17 KEY ELEMENTS OF THE TRUTH® CAMPAIGN 1.truth® is a brand; competes with industry brands 2.truth® talks to teens in their own voice, and does not talk down to them 3.Highlights the actions of the tobacco industry in marketing cigarettes, including its failures to be truthful about cigarettes’ addictiveness and health effects ◦ (Columbia Marketing Panel, 1996; McKenna et al., 2000).
18 DEVELOPING AN EFFECTIVE MEDIA CAMPAIGN Base the campaign on scientific evidence Define the target audience fairly narrowly; you won’t be able to influence everyone Conduct extensive formative research with the target audience; they drive the effort Pre-test messages Consider using new media channels (online, mobile, gaming)
19 STRONG, ONGOING EVALUATION Awareness American Journal of Public Health, 2002 ◦ 75% of all youth (12-17) in the U.S. can accurately describe a truth ad ◦ Awareness is linked to attitude and belief change Behavior Change American Journal of Public Health, 2005 ◦ 22% of the U.S. decline in youth smoking ( ) attributed to truth ◦ About 300,000 fewer smokers as a result of truth American Journal of Preventive Medicine, 2009 ◦ Longitudinal analysis; cumulative exposure associated with a 20% decrease in risk of initiation ◦ 450,000 fewer smokers as a result of truth
20 PUBLISH In peer-reviewed journals, to expand the science base In news and entertainment outlets; media coverage extends the reach of your campaign
21 EXPECT, PREPARE FOR LITIGATION Hard-hitting campaigns: anticipate a lawsuit.
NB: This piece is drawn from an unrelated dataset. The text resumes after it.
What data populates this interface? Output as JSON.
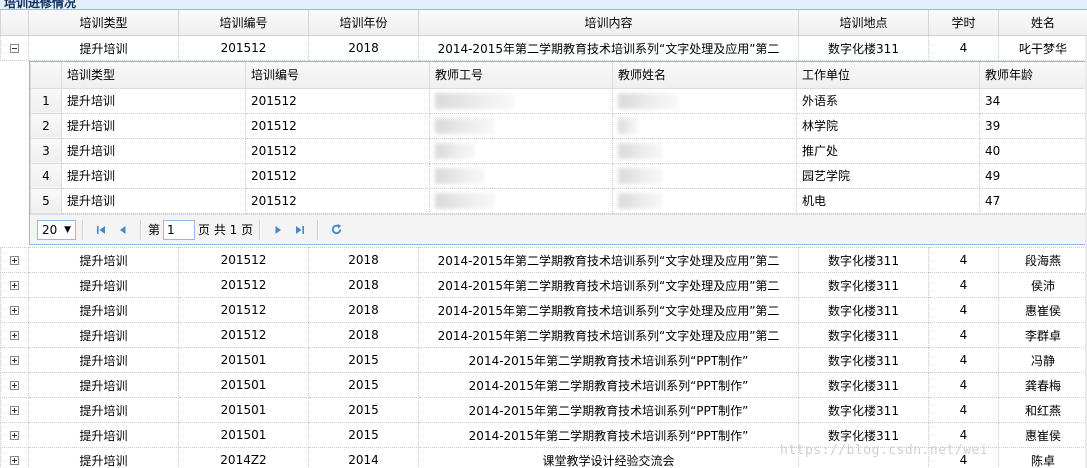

Lorillard tried to shut down Legacy through litigation, based on the claim that the truth campaign “vilified” and “personally attacked” them in violation of the MSA The long legal battle consumed financial and human resources that would have been otherwise spent on public health
22 INDUSTRY ATTACKS ON THE 2009 FSPTCA The industry has adopted a strategy of attacks designed to delay, weaken and burden the agency’s ability to implement the law: Litigation ◦ Broad constitutional challenge to numerous provisions ◦ Lawsuits seeking to block implementation of the graphic warning labels; challenging composition of the tobacco products scientific advisory committee Administrative processes ◦ Filing voluminous comments opposing nearly everything the FDA is proposing, with particular focus on derailing a menthol ban
23 PRESSURE INDUSTRY TO DROP INAPPROPRIATE PUBLIC RELATIONS EFFORTS A 2002 Legacy study showed that exposure to Philip Morris’ “Think. Don’t Smoke” campaign was associated with a greater likelihood of intending to smoke within the next year (p = 0.05). Shortly after the publication of the study, and a public call from Legacy for them to take the ads off the air, Philip Morris ended the ad campaign.